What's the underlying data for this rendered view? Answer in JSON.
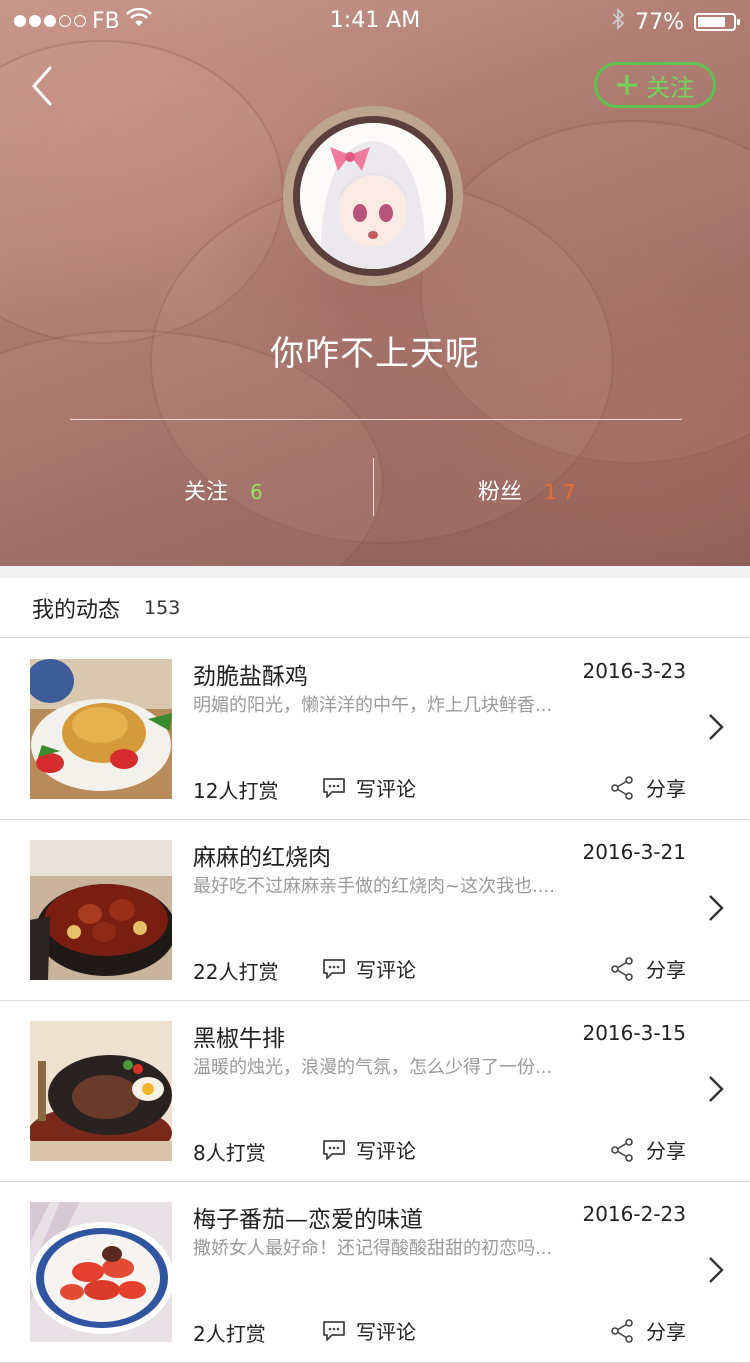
{
  "status_bar": {
    "carrier": "FB",
    "time": "1:41 AM",
    "battery": "77%",
    "battery_level": 0.77,
    "signal_bars": 3,
    "icons": [
      "signal-dots-icon",
      "wifi-icon",
      "bluetooth-icon",
      "battery-icon"
    ]
  },
  "header": {
    "back_icon": "chevron-left-icon",
    "follow_button_label": "关注",
    "follow_button_icon": "plus-icon",
    "username": "你咋不上天呢",
    "following_label": "关注",
    "following_count": "6",
    "fans_label": "粉丝",
    "fans_count": "17"
  },
  "feed": {
    "section_title": "我的动态",
    "section_count": "153",
    "comment_label": "写评论",
    "share_label": "分享",
    "items": [
      {
        "title": "劲脆盐酥鸡",
        "date": "2016-3-23",
        "desc": "明媚的阳光，懒洋洋的中午，炸上几块鲜香...",
        "tips": "12人打赏"
      },
      {
        "title": "麻麻的红烧肉",
        "date": "2016-3-21",
        "desc": "最好吃不过麻麻亲手做的红烧肉~这次我也....",
        "tips": "22人打赏"
      },
      {
        "title": "黑椒牛排",
        "date": "2016-3-15",
        "desc": "温暖的烛光，浪漫的气氛，怎么少得了一份...",
        "tips": "8人打赏"
      },
      {
        "title": "梅子番茄—恋爱的味道",
        "date": "2016-2-23",
        "desc": "撒娇女人最好命！还记得酸酸甜甜的初恋吗...",
        "tips": "2人打赏"
      }
    ]
  },
  "colors": {
    "accent_green": "#5fbf4f",
    "count_green": "#9be05a",
    "count_orange": "#ec6a2a"
  }
}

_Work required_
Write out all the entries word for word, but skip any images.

_Task result_
What's the underlying data for this rendered view? Answer in JSON.
{
  "status_bar": {
    "carrier": "FB",
    "time": "1:41 AM",
    "battery": "77%",
    "battery_level": 0.77,
    "signal_bars": 3,
    "icons": [
      "signal-dots-icon",
      "wifi-icon",
      "bluetooth-icon",
      "battery-icon"
    ]
  },
  "header": {
    "back_icon": "chevron-left-icon",
    "follow_button_label": "关注",
    "follow_button_icon": "plus-icon",
    "username": "你咋不上天呢",
    "following_label": "关注",
    "following_count": "6",
    "fans_label": "粉丝",
    "fans_count": "17"
  },
  "feed": {
    "section_title": "我的动态",
    "section_count": "153",
    "comment_label": "写评论",
    "share_label": "分享",
    "items": [
      {
        "title": "劲脆盐酥鸡",
        "date": "2016-3-23",
        "desc": "明媚的阳光，懒洋洋的中午，炸上几块鲜香...",
        "tips": "12人打赏"
      },
      {
        "title": "麻麻的红烧肉",
        "date": "2016-3-21",
        "desc": "最好吃不过麻麻亲手做的红烧肉~这次我也....",
        "tips": "22人打赏"
      },
      {
        "title": "黑椒牛排",
        "date": "2016-3-15",
        "desc": "温暖的烛光，浪漫的气氛，怎么少得了一份...",
        "tips": "8人打赏"
      },
      {
        "title": "梅子番茄—恋爱的味道",
        "date": "2016-2-23",
        "desc": "撒娇女人最好命！还记得酸酸甜甜的初恋吗...",
        "tips": "2人打赏"
      }
    ]
  },
  "colors": {
    "accent_green": "#5fbf4f",
    "count_green": "#9be05a",
    "count_orange": "#ec6a2a"
  }
}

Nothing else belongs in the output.